Businesses must abide by certain laws in order to operate in the United States. Businesses that engage in practices that deceive, defraud, or in some way injure their customers can face severe penalties and open themselves up to legal action. Having policies in place to prevent unfair trade practices from occurring is the best way for businesses to protect themselves and maintain the trust of their stakeholders.
All businesses want to present their products or services in the best light to attract consumers. When companies intentionally misrepresent what they are selling, however, customers may suffer as a result and may pursue legal action against the company. Deceptive pricing schemes, falsified reviews or endorsements, or overpromised benefits can cause financial losses or, in some cases, injury. The Lanham Act allows individuals to sue a business for consumer fraud, including false advertising. Companies must ensure that they can deliver what they are promising and that any listed prices or statements about their product or service are accurate as advertised. It is also unlawful for companies to misrepresent the materials used to make their products.
In a free market, companies will compete with each other for a client’s business. However, there are some tactics that are considered unlawful when pursuing a client. A company cannot steal a competitor’s proprietary information, such as product designs or recipes, or misrepresent itself using another company’s trademarks. Businesses are also prohibited from conspiring with other entities to damage a competitor’s operations or reputation. If a competitor already has a contract in place, it is illegal to interfere with that contract.
Theft of Trade Secrets
In some cases, businesses may find themselves at odds with their own current or former employees. Employees who have access to client lists or trade secrets may take this information and use it to start their own enterprise. It is not always possible to keep this information confidential, as some job functions require this knowledge. Preventing employee theft starts with the employee’s contract, which can include non-compete and non-disclosure causes to protect the company’s assets. Companies should also have policies in place explicitly stating that they own their confidential information and trade secrets, as well as any devices that are used to generate or disseminate the information.
Ethical business practices prevent unfair competition and protect consumers and business owners. It is essential for companies to have strong policies in place and enforce them when a situation arises. An experienced business lawyer can help companies develop these policies and represent their interests if these policies are violated.
Philadelphia Business Lawyers at Harty Law Group Handle All Types of Unfair Trade Practice and Consumer Fraud Cases
The business lawyers at Harty Law Group have successfully represented business of all sizes in unfair trade practice cases.

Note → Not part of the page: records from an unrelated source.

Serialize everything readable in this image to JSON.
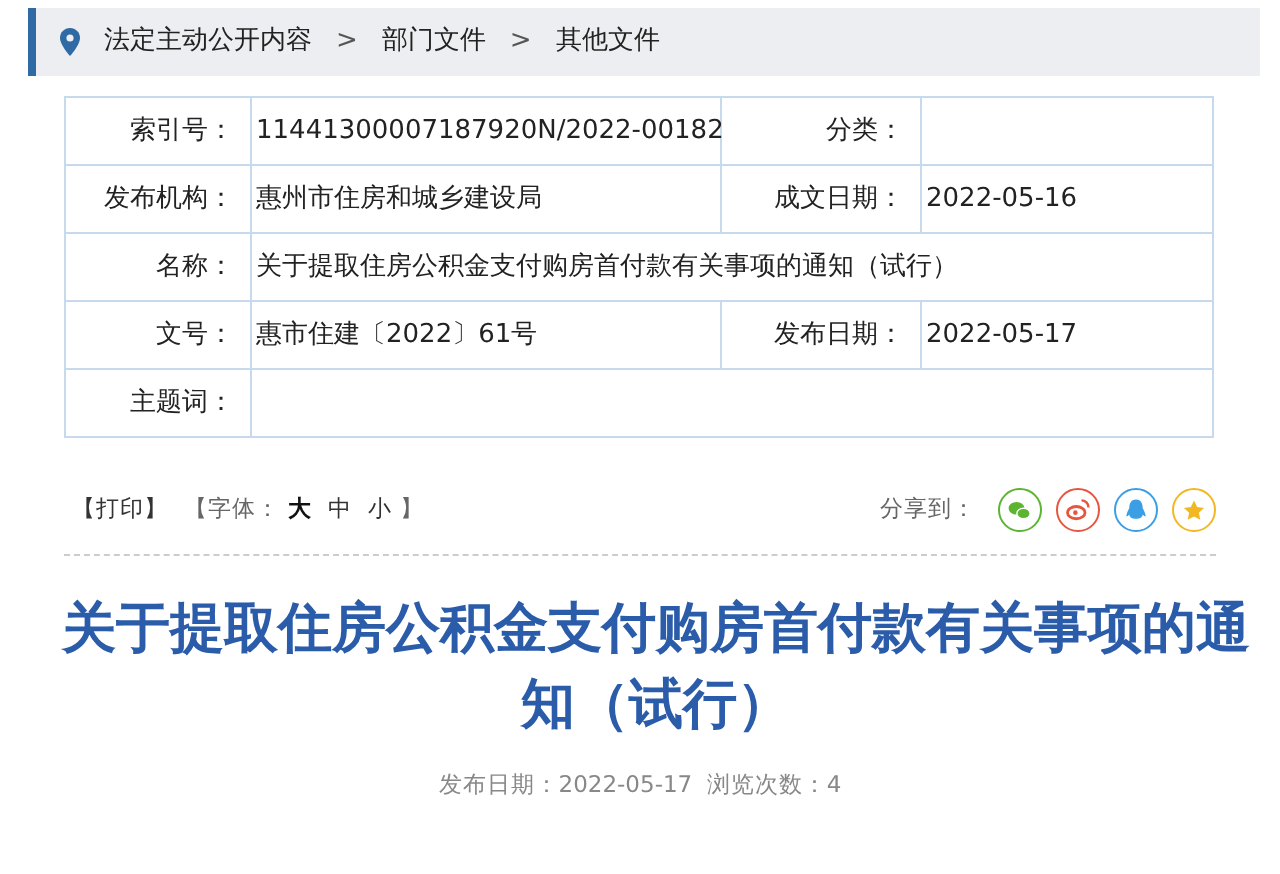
{
  "breadcrumb": [
    "法定主动公开内容",
    "部门文件",
    "其他文件"
  ],
  "breadcrumb_separator": ">",
  "info_table": [
    {
      "kind": "pair",
      "cells": [
        {
          "label": "索引号：",
          "value": "11441300007187920N/2022-00182"
        },
        {
          "label": "分类："
        }
      ]
    },
    {
      "kind": "pair",
      "cells": [
        {
          "label": "发布机构：",
          "value": "惠州市住房和城乡建设局"
        },
        {
          "label": "成文日期：",
          "value": "2022-05-16"
        }
      ]
    },
    {
      "kind": "full",
      "cells": [
        {
          "label": "名称：",
          "value": "关于提取住房公积金支付购房首付款有关事项的通知（试行）"
        }
      ]
    },
    {
      "kind": "pair",
      "cells": [
        {
          "label": "文号：",
          "value": "惠市住建〔2022〕61号"
        },
        {
          "label": "发布日期：",
          "value": "2022-05-17"
        }
      ]
    },
    {
      "kind": "full",
      "cells": [
        {
          "label": "主题词："
        }
      ]
    }
  ],
  "toolbar": {
    "print": "【打印】",
    "font_label": "【字体：",
    "font_sizes": [
      {
        "label": "大",
        "selected": true
      },
      {
        "label": "中",
        "selected": false
      },
      {
        "label": "小",
        "selected": false
      }
    ],
    "font_end": "】",
    "share_label": "分享到：",
    "share": [
      {
        "kind": "wechat",
        "color": "#5cb531"
      },
      {
        "kind": "weibo",
        "color": "#e8553f"
      },
      {
        "kind": "qq",
        "color": "#3c9ee5"
      },
      {
        "kind": "favorite",
        "color": "#f2b824"
      }
    ]
  },
  "article": {
    "title": "关于提取住房公积金支付购房首付款有关事项的通知（试行）",
    "meta": "发布日期：2022-05-17  浏览次数：4"
  }
}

We will thoroughly review the facts of your case and develop a sound legal strategy to best protect your interests. Armed with the latest technology and years of experience, we are committed to achieving the best possible results. With offices conveniently located in Philadelphia and Haddonfield, we represent clients throughout Pennsylvania and New Jersey. Call us today at 267-383-3899 or contact us online to discuss your case with a Philadelphia business lawyer.